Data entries
————————

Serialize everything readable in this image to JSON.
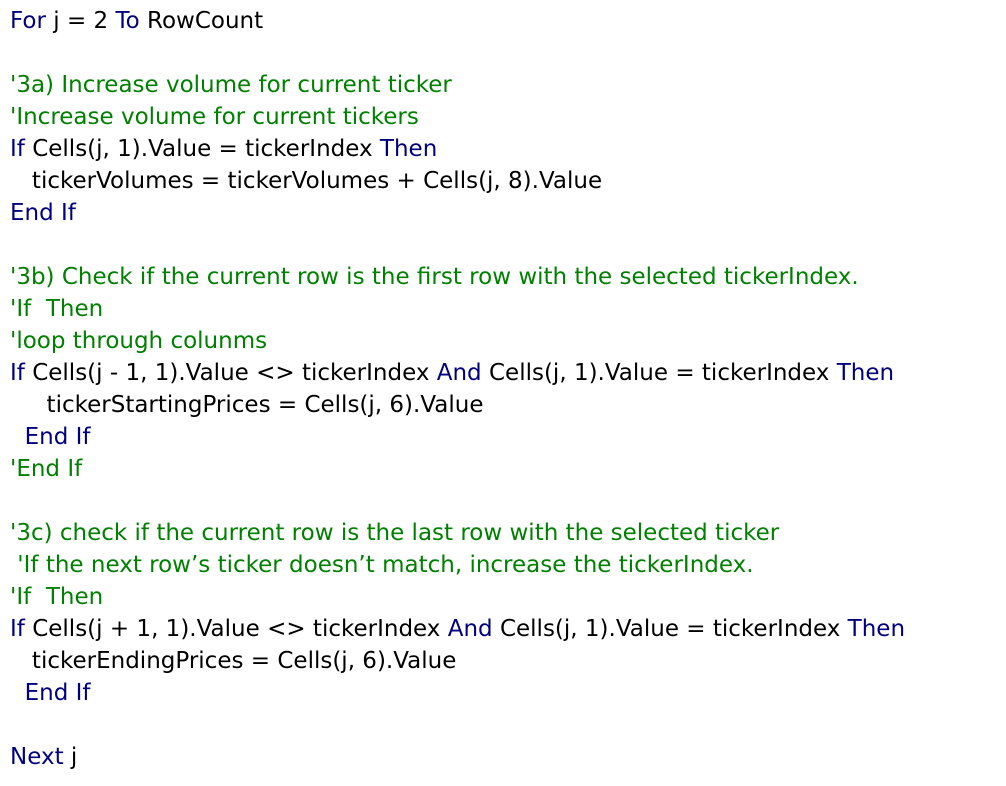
{
  "editor": {
    "colors": {
      "keyword": "#00007f",
      "comment": "#008000",
      "text": "#000000",
      "background": "#ffffff"
    },
    "lines": [
      [
        {
          "t": "kw",
          "v": "For"
        },
        {
          "t": "txt",
          "v": " j = 2 "
        },
        {
          "t": "kw",
          "v": "To"
        },
        {
          "t": "txt",
          "v": " RowCount"
        }
      ],
      [],
      [
        {
          "t": "cm",
          "v": "'3a) Increase volume for current ticker"
        }
      ],
      [
        {
          "t": "cm",
          "v": "'Increase volume for current tickers"
        }
      ],
      [
        {
          "t": "kw",
          "v": "If"
        },
        {
          "t": "txt",
          "v": " Cells(j, 1).Value = tickerIndex "
        },
        {
          "t": "kw",
          "v": "Then"
        }
      ],
      [
        {
          "t": "txt",
          "v": "   tickerVolumes = tickerVolumes + Cells(j, 8).Value"
        }
      ],
      [
        {
          "t": "kw",
          "v": "End If"
        }
      ],
      [],
      [
        {
          "t": "cm",
          "v": "'3b) Check if the current row is the first row with the selected tickerIndex."
        }
      ],
      [
        {
          "t": "cm",
          "v": "'If  Then"
        }
      ],
      [
        {
          "t": "cm",
          "v": "'loop through colunms"
        }
      ],
      [
        {
          "t": "kw",
          "v": "If"
        },
        {
          "t": "txt",
          "v": " Cells(j - 1, 1).Value <> tickerIndex "
        },
        {
          "t": "kw",
          "v": "And"
        },
        {
          "t": "txt",
          "v": " Cells(j, 1).Value = tickerIndex "
        },
        {
          "t": "kw",
          "v": "Then"
        }
      ],
      [
        {
          "t": "txt",
          "v": "     tickerStartingPrices = Cells(j, 6).Value"
        }
      ],
      [
        {
          "t": "txt",
          "v": "  "
        },
        {
          "t": "kw",
          "v": "End If"
        }
      ],
      [
        {
          "t": "cm",
          "v": "'End If"
        }
      ],
      [],
      [
        {
          "t": "cm",
          "v": "'3c) check if the current row is the last row with the selected ticker"
        }
      ],
      [
        {
          "t": "cm",
          "v": " 'If the next row’s ticker doesn’t match, increase the tickerIndex."
        }
      ],
      [
        {
          "t": "cm",
          "v": "'If  Then"
        }
      ],
      [
        {
          "t": "kw",
          "v": "If"
        },
        {
          "t": "txt",
          "v": " Cells(j + 1, 1).Value <> tickerIndex "
        },
        {
          "t": "kw",
          "v": "And"
        },
        {
          "t": "txt",
          "v": " Cells(j, 1).Value = tickerIndex "
        },
        {
          "t": "kw",
          "v": "Then"
        }
      ],
      [
        {
          "t": "txt",
          "v": "   tickerEndingPrices = Cells(j, 6).Value"
        }
      ],
      [
        {
          "t": "txt",
          "v": "  "
        },
        {
          "t": "kw",
          "v": "End If"
        }
      ],
      [],
      [
        {
          "t": "kw",
          "v": "Next"
        },
        {
          "t": "txt",
          "v": " j"
        }
      ]
    ]
  }
}
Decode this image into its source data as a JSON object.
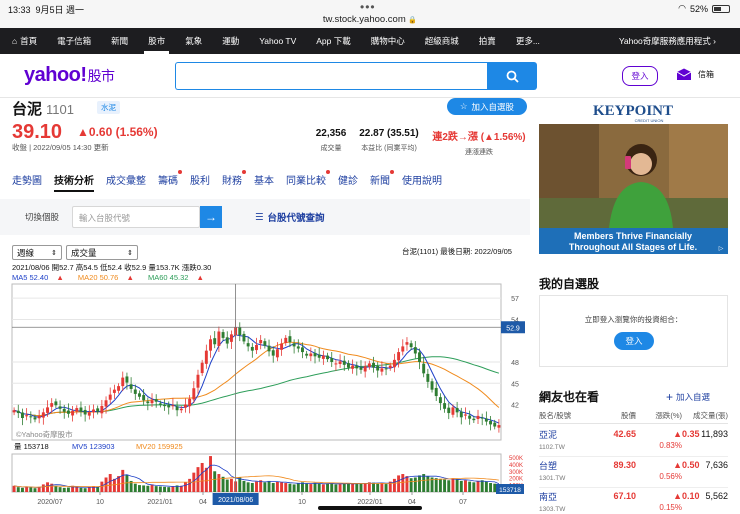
{
  "status_bar": {
    "time": "13:33",
    "date": "9月5日 週一",
    "url": "tw.stock.yahoo.com",
    "battery": "52%",
    "battery_level": 0.52
  },
  "nav": {
    "items": [
      "首頁",
      "電子信箱",
      "新聞",
      "股市",
      "氣象",
      "運動",
      "Yahoo TV",
      "App 下載",
      "購物中心",
      "超級商城",
      "拍賣",
      "更多..."
    ],
    "active": "股市",
    "app_link": "Yahoo奇摩服務應用程式"
  },
  "header": {
    "logo": "yahoo!",
    "logo_sub": "股市",
    "search_placeholder": "",
    "login": "登入",
    "mail": "信箱"
  },
  "stock": {
    "name": "台泥",
    "code": "1101",
    "industry": "水泥",
    "price": "39.10",
    "change": "0.60 (1.56%)",
    "update": "收盤 | 2022/09/05 14:30 更新",
    "add_watch": "加入自選股",
    "stats": [
      {
        "value": "22,356",
        "label": "成交量",
        "red": false
      },
      {
        "value": "22.87 (35.51)",
        "label": "本益比 (同業平均)",
        "red": false
      },
      {
        "value": "連2跌→漲 (▲1.56%)",
        "label": "連漲連跌",
        "red": true
      }
    ]
  },
  "tabs": [
    {
      "label": "走勢圖",
      "dot": false
    },
    {
      "label": "技術分析",
      "dot": false,
      "active": true
    },
    {
      "label": "成交彙整",
      "dot": false
    },
    {
      "label": "籌碼",
      "dot": true
    },
    {
      "label": "股利",
      "dot": false
    },
    {
      "label": "財務",
      "dot": true
    },
    {
      "label": "基本",
      "dot": false
    },
    {
      "label": "同業比較",
      "dot": true
    },
    {
      "label": "健診",
      "dot": false
    },
    {
      "label": "新聞",
      "dot": true
    },
    {
      "label": "使用說明",
      "dot": false
    }
  ],
  "switch": {
    "label": "切換個股",
    "placeholder": "輸入台股代號",
    "go": "→",
    "code_query": "台股代號查詢"
  },
  "chart_controls": {
    "period": "週線",
    "indicator": "成交量",
    "info": "台泥(1101)    最後日期: 2022/09/05"
  },
  "chart_header": {
    "ohlc": "2021/08/06 開52.7 高54.5 低52.4 收52.9 量153.7K 漲跌0.30",
    "ma5": "MA5 52.40",
    "ma20": "MA20 50.76",
    "ma60": "MA60 45.32",
    "watermark": "©Yahoo奇摩股市",
    "vol_legend": {
      "vol": "量 153718",
      "mv5": "MV5 123903",
      "mv20": "MV20 159925"
    },
    "cursor_price": "52.9",
    "cursor_date": "2021/08/06",
    "cursor_vol": "153718"
  },
  "chart_data": {
    "type": "candlestick",
    "price_axis": {
      "ticks": [
        57,
        54,
        48,
        45,
        42
      ],
      "ylim": [
        37,
        59
      ]
    },
    "volume_axis": {
      "ticks": [
        "500K",
        "400K",
        "300K",
        "200K",
        "100K"
      ],
      "ylim": [
        0,
        550
      ]
    },
    "x_ticks": [
      "2020/07",
      "10",
      "2021/01",
      "04",
      "07",
      "10",
      "2022/01",
      "04",
      "07"
    ],
    "colors": {
      "up": "#e53935",
      "down": "#2e7d32",
      "ma5": "#1e40c8",
      "ma20": "#f08a1c",
      "ma60": "#2e9e5a"
    },
    "closes": [
      41.2,
      40.8,
      40.1,
      40.5,
      40.2,
      39.9,
      40.4,
      40.9,
      41.6,
      42.2,
      41.9,
      41.4,
      41.0,
      40.7,
      41.1,
      41.5,
      41.0,
      40.6,
      40.9,
      41.3,
      41.0,
      41.8,
      42.6,
      43.4,
      44.1,
      44.6,
      45.8,
      45.1,
      44.2,
      43.5,
      43.1,
      42.6,
      42.2,
      42.6,
      42.4,
      42.0,
      41.8,
      41.6,
      41.9,
      41.2,
      41.4,
      42.0,
      42.8,
      44.3,
      46.2,
      47.9,
      49.6,
      51.2,
      50.5,
      52.3,
      51.4,
      50.6,
      51.9,
      52.9,
      51.8,
      50.9,
      50.2,
      49.6,
      50.4,
      51.1,
      50.3,
      49.5,
      48.9,
      49.8,
      50.6,
      51.4,
      50.8,
      50.2,
      49.9,
      49.4,
      48.9,
      49.2,
      48.8,
      48.6,
      48.9,
      48.4,
      48.0,
      47.8,
      48.1,
      47.6,
      47.2,
      47.5,
      47.1,
      46.9,
      47.4,
      47.8,
      47.2,
      46.8,
      47.1,
      47.0,
      47.5,
      48.3,
      49.4,
      50.2,
      50.8,
      50.1,
      49.2,
      48.0,
      46.4,
      45.2,
      44.1,
      43.2,
      42.2,
      41.4,
      40.8,
      41.6,
      40.9,
      40.2,
      40.6,
      40.0,
      39.8,
      40.4,
      40.1,
      39.6,
      39.2,
      38.9,
      39.1
    ],
    "volumes_k": [
      90,
      70,
      60,
      80,
      65,
      55,
      75,
      110,
      140,
      120,
      80,
      70,
      60,
      65,
      90,
      75,
      60,
      55,
      70,
      85,
      80,
      150,
      210,
      260,
      190,
      230,
      320,
      250,
      160,
      120,
      100,
      95,
      90,
      110,
      85,
      80,
      75,
      70,
      85,
      95,
      90,
      140,
      190,
      280,
      360,
      420,
      350,
      520,
      300,
      260,
      220,
      180,
      190,
      153.7,
      210,
      160,
      140,
      130,
      150,
      170,
      140,
      160,
      130,
      150,
      140,
      130,
      120,
      110,
      130,
      140,
      120,
      115,
      130,
      120,
      110,
      125,
      130,
      110,
      115,
      120,
      130,
      120,
      115,
      125,
      130,
      140,
      135,
      120,
      130,
      115,
      150,
      190,
      240,
      260,
      230,
      200,
      210,
      240,
      260,
      230,
      210,
      200,
      190,
      180,
      170,
      200,
      180,
      160,
      170,
      150,
      140,
      160,
      170,
      150,
      130,
      120,
      22
    ]
  },
  "right": {
    "ad": {
      "brand": "KEYPOINT",
      "brand_sub": "CREDIT UNION",
      "line1": "Members Thrive Financially",
      "line2": "Throughout All Stages of Life."
    },
    "mywatch": {
      "title": "我的自選股",
      "msg": "立即登入瀏覽你的投資組合：",
      "login": "登入"
    },
    "netizen": {
      "title": "網友也在看",
      "add": "加入自選",
      "headers": [
        "股名/股號",
        "股價",
        "漲跌(%)",
        "成交量(張)"
      ],
      "rows": [
        {
          "name": "亞泥",
          "code": "1102.TW",
          "price": "42.65",
          "change": "0.35",
          "pct": "0.83%",
          "volume": "11,893"
        },
        {
          "name": "台塑",
          "code": "1301.TW",
          "price": "89.30",
          "change": "0.50",
          "pct": "0.56%",
          "volume": "7,636"
        },
        {
          "name": "南亞",
          "code": "1303.TW",
          "price": "67.10",
          "change": "0.10",
          "pct": "0.15%",
          "volume": "5,562"
        }
      ]
    }
  }
}
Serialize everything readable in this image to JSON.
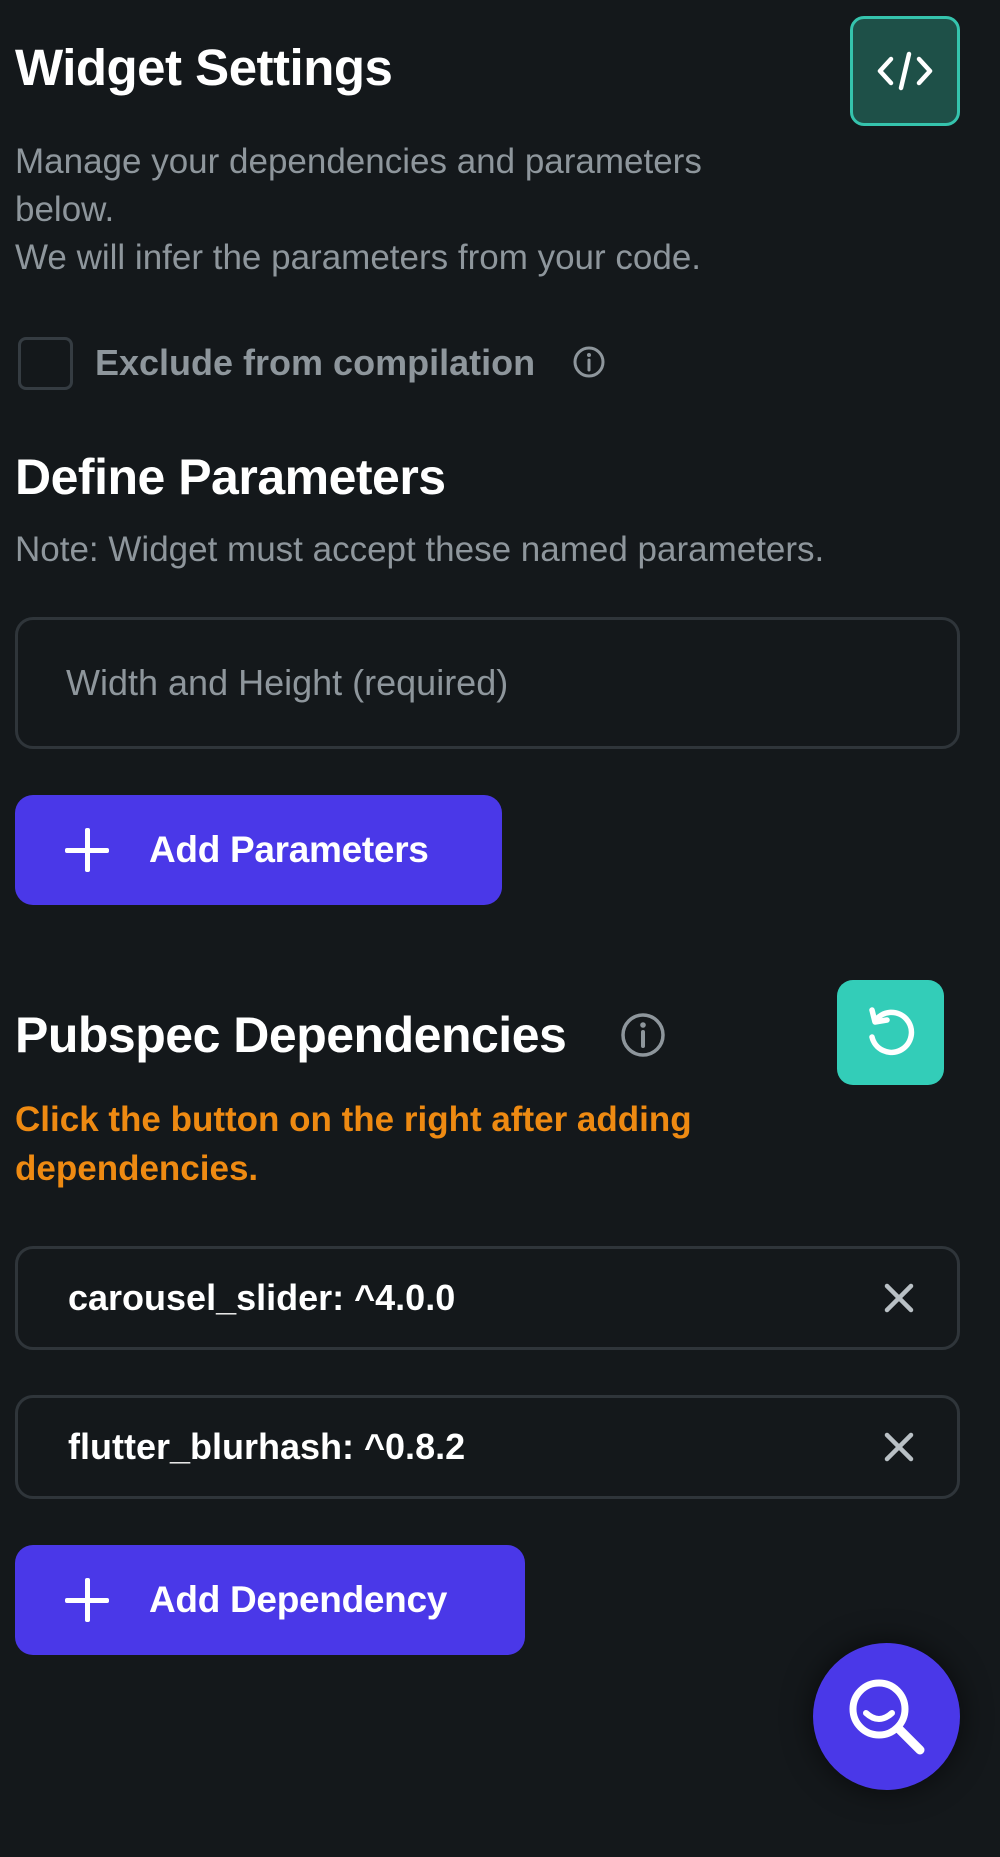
{
  "header": {
    "title": "Widget Settings",
    "description_lines": [
      "Manage your dependencies and parameters",
      "below.",
      "We will infer the parameters from your code."
    ],
    "code_button_icon": "code-icon"
  },
  "exclude": {
    "label": "Exclude from compilation",
    "checked": false,
    "icon": "info-icon"
  },
  "parameters": {
    "heading": "Define Parameters",
    "note": "Note: Widget must accept these named parameters.",
    "input_placeholder": "Width and Height (required)",
    "input_value": "",
    "add_button_label": "Add Parameters"
  },
  "dependencies": {
    "heading": "Pubspec Dependencies",
    "heading_icon": "info-icon",
    "refresh_icon": "refresh-icon",
    "warning_lines": [
      "Click the button on the right after adding",
      "dependencies."
    ],
    "items": [
      {
        "label": "carousel_slider: ^4.0.0"
      },
      {
        "label": "flutter_blurhash: ^0.8.2"
      }
    ],
    "add_button_label": "Add Dependency"
  },
  "fab": {
    "icon": "search-icon"
  },
  "colors": {
    "background": "#14181b",
    "primary": "#4a38e8",
    "teal": "#33cdb8",
    "warning": "#ee8a12",
    "muted_text": "#8e969c"
  }
}
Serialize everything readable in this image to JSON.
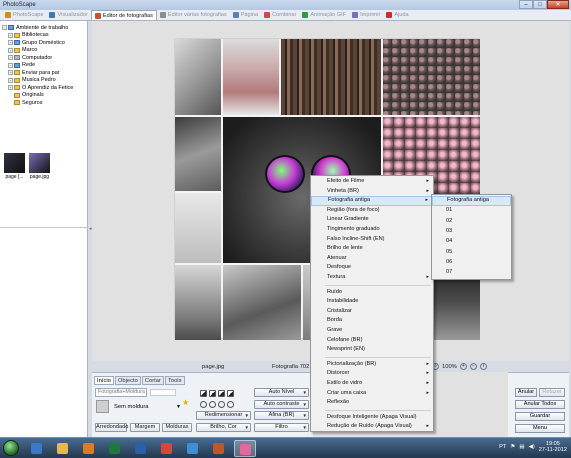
{
  "window": {
    "title": "PhotoScape",
    "min": "–",
    "max": "□",
    "close": "✕"
  },
  "tabs": [
    {
      "label": "PhotoScape",
      "icon": "photoscape-icon",
      "active": false
    },
    {
      "label": "Visualizador",
      "icon": "viewer-icon",
      "active": false
    },
    {
      "label": "Editor de fotografias",
      "icon": "editor-icon",
      "active": true
    },
    {
      "label": "Editor várias fotografias",
      "icon": "batch-editor-icon",
      "active": false
    },
    {
      "label": "Página",
      "icon": "page-icon",
      "active": false
    },
    {
      "label": "Combinar",
      "icon": "combine-icon",
      "active": false
    },
    {
      "label": "Animação GIF",
      "icon": "gif-icon",
      "active": false
    },
    {
      "label": "Imprimir",
      "icon": "print-icon",
      "active": false
    },
    {
      "label": "Ajuda",
      "icon": "help-icon",
      "active": false
    }
  ],
  "tree": [
    {
      "label": "Ambiente de trabalho",
      "expander": "−",
      "indent": 0,
      "color": "blue"
    },
    {
      "label": "Bibliotecas",
      "expander": "+",
      "indent": 1,
      "color": "yellow"
    },
    {
      "label": "Grupo Doméstico",
      "expander": "+",
      "indent": 1,
      "color": "blue"
    },
    {
      "label": "Marco",
      "expander": "+",
      "indent": 1,
      "color": "yellow"
    },
    {
      "label": "Computador",
      "expander": "+",
      "indent": 1,
      "color": "gray"
    },
    {
      "label": "Rede",
      "expander": "+",
      "indent": 1,
      "color": "blue"
    },
    {
      "label": "Enviar para par",
      "expander": "+",
      "indent": 1,
      "color": "yellow"
    },
    {
      "label": "Musica Pedro",
      "expander": "+",
      "indent": 1,
      "color": "yellow"
    },
    {
      "label": "O Aprendiz da Fetice",
      "expander": "+",
      "indent": 1,
      "color": "yellow"
    },
    {
      "label": "Originals",
      "expander": "",
      "indent": 1,
      "color": "yellow"
    },
    {
      "label": "Seguros",
      "expander": "",
      "indent": 1,
      "color": "yellow"
    }
  ],
  "thumbnails": [
    {
      "caption": "page [...",
      "color": "#2f3342"
    },
    {
      "caption": "page.jpg",
      "color": "#7b6fb8"
    }
  ],
  "status": {
    "filename": "page.jpg",
    "info": "Fotografia 702 x 7",
    "zoom": "100%"
  },
  "edit_panel": {
    "tabs": [
      "Início",
      "Objecto",
      "Cortar",
      "Tools"
    ],
    "active_tab": "Início",
    "frame_select": "Fotografia+Moldura",
    "frame_label": "Sem moldura",
    "buttons": {
      "round": "Arredondado",
      "margin": "Margem",
      "frames": "Molduras",
      "auto_level": "Auto Nível",
      "auto_contrast": "Auto contraste",
      "resize": "Redimensionar",
      "sharpen": "Afina (BR)",
      "brightness": "Brilho, Cor",
      "filter": "Filtro"
    }
  },
  "right_buttons": {
    "undo": "Anular",
    "redo": "Refazer",
    "undo_all": "Anular Todos",
    "save": "Guardar",
    "menu": "Menu"
  },
  "context_menu": {
    "items": [
      {
        "label": "Efeito de Filme",
        "sub": true
      },
      {
        "label": "Vinheta (BR)",
        "sub": true
      },
      {
        "label": "Fotografia antiga",
        "sub": true,
        "highlight": true
      },
      {
        "label": "Região (fora de foco)",
        "sub": false
      },
      {
        "label": "Linear Gradiente",
        "sub": false
      },
      {
        "label": "Tingimento graduado",
        "sub": false
      },
      {
        "label": "Falso Incline-Shift (EN)",
        "sub": false
      },
      {
        "label": "Brilho de lente",
        "sub": false
      },
      {
        "label": "Atenuar",
        "sub": false
      },
      {
        "label": "Desfoque",
        "sub": false
      },
      {
        "label": "Textura",
        "sub": true
      },
      {
        "sep": true
      },
      {
        "label": "Ruído",
        "sub": false
      },
      {
        "label": "Instabilidade",
        "sub": false
      },
      {
        "label": "Cristalizar",
        "sub": false
      },
      {
        "label": "Borda",
        "sub": false
      },
      {
        "label": "Grave",
        "sub": false
      },
      {
        "label": "Celofane (BR)",
        "sub": false
      },
      {
        "label": "Newsprint (EN)",
        "sub": false
      },
      {
        "sep": true
      },
      {
        "label": "Pictorialização (BR)",
        "sub": true
      },
      {
        "label": "Distorcer",
        "sub": true
      },
      {
        "label": "Estilo de vidro",
        "sub": true
      },
      {
        "label": "Criar uma caixa",
        "sub": true
      },
      {
        "label": "Reflexão",
        "sub": false
      },
      {
        "sep": true
      },
      {
        "label": "Desfoque Inteligente (Apaga Visual)",
        "sub": false
      },
      {
        "label": "Redução de Ruído (Apaga Visual)",
        "sub": true
      }
    ]
  },
  "submenu": {
    "items": [
      {
        "label": "Fotografia antiga",
        "highlight": true
      },
      {
        "label": "01"
      },
      {
        "label": "02"
      },
      {
        "label": "03"
      },
      {
        "label": "04"
      },
      {
        "label": "05"
      },
      {
        "label": "06"
      },
      {
        "label": "07"
      }
    ]
  },
  "taskbar": {
    "time": "19:05",
    "date": "27-11-2012",
    "language": "PT",
    "apps": [
      {
        "name": "ie-icon",
        "color": "#3b78c8"
      },
      {
        "name": "explorer-icon",
        "color": "#e8b84a"
      },
      {
        "name": "media-player-icon",
        "color": "#e07a1f"
      },
      {
        "name": "excel-icon",
        "color": "#1d7a3c"
      },
      {
        "name": "word-icon",
        "color": "#2b5faa"
      },
      {
        "name": "chrome-icon",
        "color": "#d9453a"
      },
      {
        "name": "windows-media-center-icon",
        "color": "#3d8fd6"
      },
      {
        "name": "powerpoint-icon",
        "color": "#c4542a"
      },
      {
        "name": "photoscape-taskbar-icon",
        "color": "#e26a9a",
        "active": true
      }
    ]
  }
}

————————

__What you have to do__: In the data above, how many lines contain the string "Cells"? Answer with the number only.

__Reply__: 8